Pedro Arguelles home: Vows to continue fight for freedom

Pedro Arguelles Moran has been released on parole and was able to return to his home yesterday.

HAVANA – Cuban prisoner of conscience Pedro Arguelles was released and has returned to his home in the eastern province of Ciego de Avila, said the dissident, adding that he intends to keep up the fight for democracy on the island.

“I’m a civil liberties fighter, I have a commitment to Cuba, to human rights, to freedom and a commitment to democracy – that is my vocation in life,” Arguelles said on Friday in a telephone conversation shortly after returning home.

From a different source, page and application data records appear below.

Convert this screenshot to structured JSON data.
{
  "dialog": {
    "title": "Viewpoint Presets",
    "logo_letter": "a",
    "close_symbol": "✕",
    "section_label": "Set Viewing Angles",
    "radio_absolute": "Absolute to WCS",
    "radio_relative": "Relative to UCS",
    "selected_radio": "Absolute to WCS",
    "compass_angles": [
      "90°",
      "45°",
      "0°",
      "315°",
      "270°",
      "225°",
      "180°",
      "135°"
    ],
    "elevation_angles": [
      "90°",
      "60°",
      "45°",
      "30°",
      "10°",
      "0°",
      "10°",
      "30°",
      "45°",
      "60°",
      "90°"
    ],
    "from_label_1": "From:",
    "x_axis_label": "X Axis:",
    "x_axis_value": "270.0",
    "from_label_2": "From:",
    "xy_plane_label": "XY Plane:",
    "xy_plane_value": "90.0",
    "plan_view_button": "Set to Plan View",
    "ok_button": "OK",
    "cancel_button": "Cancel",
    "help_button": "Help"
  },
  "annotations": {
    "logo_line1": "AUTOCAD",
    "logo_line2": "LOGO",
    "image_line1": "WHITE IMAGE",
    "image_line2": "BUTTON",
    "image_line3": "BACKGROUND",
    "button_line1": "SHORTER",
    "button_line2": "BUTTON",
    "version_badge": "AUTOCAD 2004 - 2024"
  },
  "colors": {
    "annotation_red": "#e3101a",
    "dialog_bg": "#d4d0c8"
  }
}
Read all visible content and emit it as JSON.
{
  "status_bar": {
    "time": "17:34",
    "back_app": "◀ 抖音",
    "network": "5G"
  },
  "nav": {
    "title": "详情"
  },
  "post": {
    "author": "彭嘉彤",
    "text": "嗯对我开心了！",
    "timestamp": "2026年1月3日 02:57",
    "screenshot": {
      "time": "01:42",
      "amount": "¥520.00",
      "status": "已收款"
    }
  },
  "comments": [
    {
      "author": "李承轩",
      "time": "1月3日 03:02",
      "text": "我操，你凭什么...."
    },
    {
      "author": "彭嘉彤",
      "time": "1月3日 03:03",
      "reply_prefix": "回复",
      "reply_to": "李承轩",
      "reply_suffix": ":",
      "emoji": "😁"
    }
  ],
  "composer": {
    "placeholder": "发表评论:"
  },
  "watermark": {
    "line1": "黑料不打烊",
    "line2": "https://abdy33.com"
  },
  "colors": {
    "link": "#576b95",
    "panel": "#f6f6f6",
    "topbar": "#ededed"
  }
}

Arguelles, whose release was announced earlier in the day by the Catholic Church, belongs to the Group of 75 dissidents who were rounded up and sentenced to lengthy prison terms in a 2003 crackdown, four of whom are still behind bars.

The 64-year-old independent journalist was released on parole, as were seven other Group of 75 dissidents who refused exile in Spain and have been freed in recent months.

Arguelles said he will continue his work as coordinator for the Avileña Independent Journalists Cooperative, and among his first plans is a visit to opposition member Guillermo Fariñas in the city of Santa Clara.

There is a reason the Castro regime and the Catholic Church are taking their own sweet time releasing the prisoners of conscience who refuse to accept banishment and forced exile as a condition to their release: none of them have agreed to keep their mouths shut or to abandon their struggle for freedom in Cuba.

I will fight on for democracy in Cuba, says freed prisoner

A freed political prisoner has vowed to continue campaigning for democracy in Cuba, even though he has been he will be jailed again if he breaks the law.

Pedro Arguelles is one of five remaining political prisoners from a group of 75 arrested eight years ago.

Arguelles, a 62-year-old journalist who worked for the underground news agency CubaPress, was sentenced to 20 years in prison in 2003.

“I was freed yesterday around six in the evening under certain conditions,” he told RFI. “If Ido not respect the law then I will go back to prison.

But he added, “I want to reaffirm my commitment to democracy in Cuba.
I will continue my fight even if this means I will return to prison.”

Arguelles said that he turned down an offer to go to Spain.

“I was born here and I am going to continue my peaceful battle. I have never agreed to leave.

“I have decided to stay in the country where i was born and where I will die.”

Arguelles is the 48th of the 52 prisoners the authorities have agreed to free.

This is the kind of Cuban that gives Raul Castro ulcers, and seriously affects Cardinal Jaime Ortega’s ability to enjoy his wine and cheese parties with high-ranking Castro government officials.